Wahlberg brothers sued by burger restaurant partners

The fast food chain founded by actors Mark and Donnie Wahlberg is facing yet another legal battle from former business partners claiming that the famous family excluded them from plans to grow the burger business.

In a lawsuit filed Feb. 21, William “Billy” Leonard and Edward St. Croix claim that Wahlberg brothers Mark, Donnie and Paul purposefully did not include them in plans to develop the restaurant into a franchise, despite the duo's initial involvement in the creation of the concept.

According to The Boston Globe, unspecified damages are sought in the 33-page lawsuit.


In the suit, St. Croix claims that the idea for the restaurant – whose establishment and operation has been documented on the A&E reality show “Wahlburgers” – was initially his.

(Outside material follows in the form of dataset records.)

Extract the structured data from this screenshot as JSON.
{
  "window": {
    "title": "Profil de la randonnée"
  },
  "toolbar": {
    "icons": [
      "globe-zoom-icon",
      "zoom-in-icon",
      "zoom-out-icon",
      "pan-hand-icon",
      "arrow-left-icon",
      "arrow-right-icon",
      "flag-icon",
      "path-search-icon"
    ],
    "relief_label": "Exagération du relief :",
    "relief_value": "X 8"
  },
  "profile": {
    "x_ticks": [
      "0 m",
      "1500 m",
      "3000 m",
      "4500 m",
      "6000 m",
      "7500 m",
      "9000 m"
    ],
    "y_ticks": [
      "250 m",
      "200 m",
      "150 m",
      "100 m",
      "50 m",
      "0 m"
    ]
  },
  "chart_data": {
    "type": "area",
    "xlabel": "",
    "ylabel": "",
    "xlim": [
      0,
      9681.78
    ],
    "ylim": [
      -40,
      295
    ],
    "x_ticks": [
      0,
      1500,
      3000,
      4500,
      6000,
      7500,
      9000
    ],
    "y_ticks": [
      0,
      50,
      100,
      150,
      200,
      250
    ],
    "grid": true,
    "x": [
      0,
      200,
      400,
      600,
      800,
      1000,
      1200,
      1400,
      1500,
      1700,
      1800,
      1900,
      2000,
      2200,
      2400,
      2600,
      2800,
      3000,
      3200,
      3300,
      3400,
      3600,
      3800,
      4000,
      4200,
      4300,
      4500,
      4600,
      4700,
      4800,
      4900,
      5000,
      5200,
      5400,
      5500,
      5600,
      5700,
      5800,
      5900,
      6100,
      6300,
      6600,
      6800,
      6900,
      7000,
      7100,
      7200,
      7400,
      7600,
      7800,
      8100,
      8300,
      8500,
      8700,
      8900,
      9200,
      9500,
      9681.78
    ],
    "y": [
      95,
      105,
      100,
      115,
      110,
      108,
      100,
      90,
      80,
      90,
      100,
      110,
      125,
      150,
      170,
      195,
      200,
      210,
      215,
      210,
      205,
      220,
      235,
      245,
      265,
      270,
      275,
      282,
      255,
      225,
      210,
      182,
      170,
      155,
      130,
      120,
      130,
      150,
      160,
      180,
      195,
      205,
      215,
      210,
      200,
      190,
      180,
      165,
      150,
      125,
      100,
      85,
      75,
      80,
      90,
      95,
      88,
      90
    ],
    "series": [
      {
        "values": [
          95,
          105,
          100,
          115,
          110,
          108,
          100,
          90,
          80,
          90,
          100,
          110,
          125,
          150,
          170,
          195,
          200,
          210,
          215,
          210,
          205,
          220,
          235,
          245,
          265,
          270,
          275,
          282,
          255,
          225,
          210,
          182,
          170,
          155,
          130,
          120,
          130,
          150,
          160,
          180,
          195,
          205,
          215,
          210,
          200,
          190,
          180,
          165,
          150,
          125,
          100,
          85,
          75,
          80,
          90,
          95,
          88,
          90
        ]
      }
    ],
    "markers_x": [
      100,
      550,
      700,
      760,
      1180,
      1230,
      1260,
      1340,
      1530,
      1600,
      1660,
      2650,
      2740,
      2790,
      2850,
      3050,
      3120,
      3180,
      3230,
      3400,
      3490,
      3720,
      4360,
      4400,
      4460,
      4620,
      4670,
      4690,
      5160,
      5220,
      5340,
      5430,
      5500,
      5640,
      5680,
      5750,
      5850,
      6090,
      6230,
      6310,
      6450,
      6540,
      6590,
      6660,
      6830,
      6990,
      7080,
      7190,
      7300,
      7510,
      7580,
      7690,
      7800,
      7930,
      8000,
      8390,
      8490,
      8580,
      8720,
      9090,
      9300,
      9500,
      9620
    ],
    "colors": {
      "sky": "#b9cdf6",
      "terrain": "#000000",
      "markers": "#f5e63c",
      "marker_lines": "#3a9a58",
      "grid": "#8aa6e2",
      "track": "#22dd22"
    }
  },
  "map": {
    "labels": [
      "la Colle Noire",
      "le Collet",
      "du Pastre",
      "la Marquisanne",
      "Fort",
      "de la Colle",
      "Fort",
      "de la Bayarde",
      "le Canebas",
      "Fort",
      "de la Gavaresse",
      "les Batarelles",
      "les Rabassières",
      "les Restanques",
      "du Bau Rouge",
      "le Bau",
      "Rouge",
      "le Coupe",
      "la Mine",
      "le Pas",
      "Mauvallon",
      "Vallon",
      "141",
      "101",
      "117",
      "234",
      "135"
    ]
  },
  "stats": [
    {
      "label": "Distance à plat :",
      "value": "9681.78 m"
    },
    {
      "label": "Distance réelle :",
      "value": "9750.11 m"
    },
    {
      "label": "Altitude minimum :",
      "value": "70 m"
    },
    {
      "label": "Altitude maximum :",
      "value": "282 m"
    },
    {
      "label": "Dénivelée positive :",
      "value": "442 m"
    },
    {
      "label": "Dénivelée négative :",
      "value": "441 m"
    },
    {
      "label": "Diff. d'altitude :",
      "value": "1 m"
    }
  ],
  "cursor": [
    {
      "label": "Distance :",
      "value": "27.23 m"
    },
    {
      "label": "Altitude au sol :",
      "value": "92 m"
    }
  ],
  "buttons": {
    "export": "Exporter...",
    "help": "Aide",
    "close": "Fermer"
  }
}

“Years ago, Mr. St. Croix discussed the idea with Paul Wahlberg, and they then piqued Mark Wahlberg’s interest, and later, that of Donnie,” the suit alleges.

“Ultimately, the three Wahlberg brothers — whose interpersonal relationships are dysfunctional — wound up as the sole managers,” the suit continued. “They then stole the most valuable franchise opportunities for themselves.”

In 2012, the lawsuit claimed, the brothers removed St. Croix as manager as part of a final effort to remove both St. Croix and Leonard so that the brothers could hoard “the bulk of the store-generated profits for themselves.”

The suit lists no specific reason to explain why St. Croix was cut from the position but by 2014, the suit claimed, the company had completed a reorganization that left St. Croix with a “reduced 7.87 percent voting interest” in the restaurant while Leonard had a 3.37 percent stake.


“It’s obvious that this lawsuit, with its unbridled litany of false and misleading claims, was concocted to further the plaintiffs’ own personal agendas at the expense of the truth, the Wahlberg family and other investors,” a spokeswoman for Wahlburgers Corporate Headquarters said in a statement.

“Family, fairness, and integrity are at the core of the Wahlburgers brand,” said the spokeswoman, “and we are prepared to protect the values for which we stand.”

This isn't the first time the brothers' burger chain has found itself at the center of a legal controversy. Last summer, five former employees of the Coney Island, Brooklyn location filed a class-action lawsuit claiming the restaurant failed to pay them proper minimum wage and routinely pocketed the servers' tips.

There are currently seven Wahlburgers locations in the U.S. and Canada with 27 new restaurants in the works.